** Opening Data supplied block **

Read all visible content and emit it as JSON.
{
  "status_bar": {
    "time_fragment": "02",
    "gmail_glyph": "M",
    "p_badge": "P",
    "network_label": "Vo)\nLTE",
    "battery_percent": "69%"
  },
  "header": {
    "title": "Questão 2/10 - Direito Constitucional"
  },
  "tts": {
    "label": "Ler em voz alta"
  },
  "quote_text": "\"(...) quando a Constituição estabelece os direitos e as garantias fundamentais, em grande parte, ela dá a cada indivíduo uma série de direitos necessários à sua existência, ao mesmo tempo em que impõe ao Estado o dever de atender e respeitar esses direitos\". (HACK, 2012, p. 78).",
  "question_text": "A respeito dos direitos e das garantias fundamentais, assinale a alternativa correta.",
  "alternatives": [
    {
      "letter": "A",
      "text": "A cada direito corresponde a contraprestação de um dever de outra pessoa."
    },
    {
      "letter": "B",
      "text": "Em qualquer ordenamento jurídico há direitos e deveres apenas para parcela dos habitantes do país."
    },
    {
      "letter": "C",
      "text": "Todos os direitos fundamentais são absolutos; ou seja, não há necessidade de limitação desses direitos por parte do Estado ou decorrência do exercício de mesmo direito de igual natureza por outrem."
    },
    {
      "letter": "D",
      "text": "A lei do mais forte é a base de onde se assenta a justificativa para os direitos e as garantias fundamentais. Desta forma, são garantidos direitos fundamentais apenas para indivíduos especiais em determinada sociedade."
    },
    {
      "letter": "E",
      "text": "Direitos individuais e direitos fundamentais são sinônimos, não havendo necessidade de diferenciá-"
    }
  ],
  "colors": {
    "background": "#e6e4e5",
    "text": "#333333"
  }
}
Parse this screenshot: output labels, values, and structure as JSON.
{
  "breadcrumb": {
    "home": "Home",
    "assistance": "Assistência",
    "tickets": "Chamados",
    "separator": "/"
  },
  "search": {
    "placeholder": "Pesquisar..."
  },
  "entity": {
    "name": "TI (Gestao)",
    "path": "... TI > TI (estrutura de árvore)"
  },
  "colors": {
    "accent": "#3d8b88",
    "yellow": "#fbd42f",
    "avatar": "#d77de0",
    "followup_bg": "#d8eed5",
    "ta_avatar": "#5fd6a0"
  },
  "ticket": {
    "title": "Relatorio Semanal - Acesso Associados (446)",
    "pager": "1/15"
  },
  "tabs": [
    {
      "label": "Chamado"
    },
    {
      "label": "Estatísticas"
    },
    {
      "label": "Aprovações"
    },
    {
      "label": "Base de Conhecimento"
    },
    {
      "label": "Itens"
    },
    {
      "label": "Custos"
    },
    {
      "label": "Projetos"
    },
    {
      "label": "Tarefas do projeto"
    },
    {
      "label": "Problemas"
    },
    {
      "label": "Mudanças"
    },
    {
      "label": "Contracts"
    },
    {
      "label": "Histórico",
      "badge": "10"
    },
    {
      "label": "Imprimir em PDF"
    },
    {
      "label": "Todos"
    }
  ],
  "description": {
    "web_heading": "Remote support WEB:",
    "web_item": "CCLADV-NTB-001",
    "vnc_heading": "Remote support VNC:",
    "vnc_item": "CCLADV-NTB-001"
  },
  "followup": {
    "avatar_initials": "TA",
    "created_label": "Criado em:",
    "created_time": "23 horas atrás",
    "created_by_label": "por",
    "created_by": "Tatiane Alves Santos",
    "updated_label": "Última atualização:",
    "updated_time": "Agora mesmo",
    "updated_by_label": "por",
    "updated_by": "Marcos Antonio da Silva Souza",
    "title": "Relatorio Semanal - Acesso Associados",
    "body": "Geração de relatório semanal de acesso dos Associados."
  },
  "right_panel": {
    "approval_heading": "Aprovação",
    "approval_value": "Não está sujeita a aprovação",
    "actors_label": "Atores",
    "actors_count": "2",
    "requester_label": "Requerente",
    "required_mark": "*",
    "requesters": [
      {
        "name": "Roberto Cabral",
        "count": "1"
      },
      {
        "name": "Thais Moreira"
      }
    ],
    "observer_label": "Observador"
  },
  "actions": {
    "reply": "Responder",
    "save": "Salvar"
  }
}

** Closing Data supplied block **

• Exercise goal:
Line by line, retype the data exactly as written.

• Answer:
Read all visible content and emit it as JSON.
{
  "status_bar": {
    "time_fragment": "02",
    "gmail_glyph": "M",
    "p_badge": "P",
    "network_label": "Vo)\nLTE",
    "battery_percent": "69%"
  },
  "header": {
    "title": "Questão 2/10 - Direito Constitucional"
  },
  "tts": {
    "label": "Ler em voz alta"
  },
  "quote_text": "\"(...) quando a Constituição estabelece os direitos e as garantias fundamentais, em grande parte, ela dá a cada indivíduo uma série de direitos necessários à sua existência, ao mesmo tempo em que impõe ao Estado o dever de atender e respeitar esses direitos\". (HACK, 2012, p. 78).",
  "question_text": "A respeito dos direitos e das garantias fundamentais, assinale a alternativa correta.",
  "alternatives": [
    {
      "letter": "A",
      "text": "A cada direito corresponde a contraprestação de um dever de outra pessoa."
    },
    {
      "letter": "B",
      "text": "Em qualquer ordenamento jurídico há direitos e deveres apenas para parcela dos habitantes do país."
    },
    {
      "letter": "C",
      "text": "Todos os direitos fundamentais são absolutos; ou seja, não há necessidade de limitação desses direitos por parte do Estado ou decorrência do exercício de mesmo direito de igual natureza por outrem."
    },
    {
      "letter": "D",
      "text": "A lei do mais forte é a base de onde se assenta a justificativa para os direitos e as garantias fundamentais. Desta forma, são garantidos direitos fundamentais apenas para indivíduos especiais em determinada sociedade."
    },
    {
      "letter": "E",
      "text": "Direitos individuais e direitos fundamentais são sinônimos, não havendo necessidade de diferenciá-"
    }
  ],
  "colors": {
    "background": "#e6e4e5",
    "text": "#333333"
  }
}
Parse this screenshot: output labels, values, and structure as JSON.
{
  "breadcrumb": {
    "home": "Home",
    "assistance": "Assistência",
    "tickets": "Chamados",
    "separator": "/"
  },
  "search": {
    "placeholder": "Pesquisar..."
  },
  "entity": {
    "name": "TI (Gestao)",
    "path": "... TI > TI (estrutura de árvore)"
  },
  "colors": {
    "accent": "#3d8b88",
    "yellow": "#fbd42f",
    "avatar": "#d77de0",
    "followup_bg": "#d8eed5",
    "ta_avatar": "#5fd6a0"
  },
  "ticket": {
    "title": "Relatorio Semanal - Acesso Associados (446)",
    "pager": "1/15"
  },
  "tabs": [
    {
      "label": "Chamado"
    },
    {
      "label": "Estatísticas"
    },
    {
      "label": "Aprovações"
    },
    {
      "label": "Base de Conhecimento"
    },
    {
      "label": "Itens"
    },
    {
      "label": "Custos"
    },
    {
      "label": "Projetos"
    },
    {
      "label": "Tarefas do projeto"
    },
    {
      "label": "Problemas"
    },
    {
      "label": "Mudanças"
    },
    {
      "label": "Contracts"
    },
    {
      "label": "Histórico",
      "badge": "10"
    },
    {
      "label": "Imprimir em PDF"
    },
    {
      "label": "Todos"
    }
  ],
  "description": {
    "web_heading": "Remote support WEB:",
    "web_item": "CCLADV-NTB-001",
    "vnc_heading": "Remote support VNC:",
    "vnc_item": "CCLADV-NTB-001"
  },
  "followup": {
    "avatar_initials": "TA",
    "created_label": "Criado em:",
    "created_time": "23 horas atrás",
    "created_by_label": "por",
    "created_by": "Tatiane Alves Santos",
    "updated_label": "Última atualização:",
    "updated_time": "Agora mesmo",
    "updated_by_label": "por",
    "updated_by": "Marcos Antonio da Silva Souza",
    "title": "Relatorio Semanal - Acesso Associados",
    "body": "Geração de relatório semanal de acesso dos Associados."
  },
  "right_panel": {
    "approval_heading": "Aprovação",
    "approval_value": "Não está sujeita a aprovação",
    "actors_label": "Atores",
    "actors_count": "2",
    "requester_label": "Requerente",
    "required_mark": "*",
    "requesters": [
      {
        "name": "Roberto Cabral",
        "count": "1"
      },
      {
        "name": "Thais Moreira"
      }
    ],
    "observer_label": "Observador"
  },
  "actions": {
    "reply": "Responder",
    "save": "Salvar"
  }
}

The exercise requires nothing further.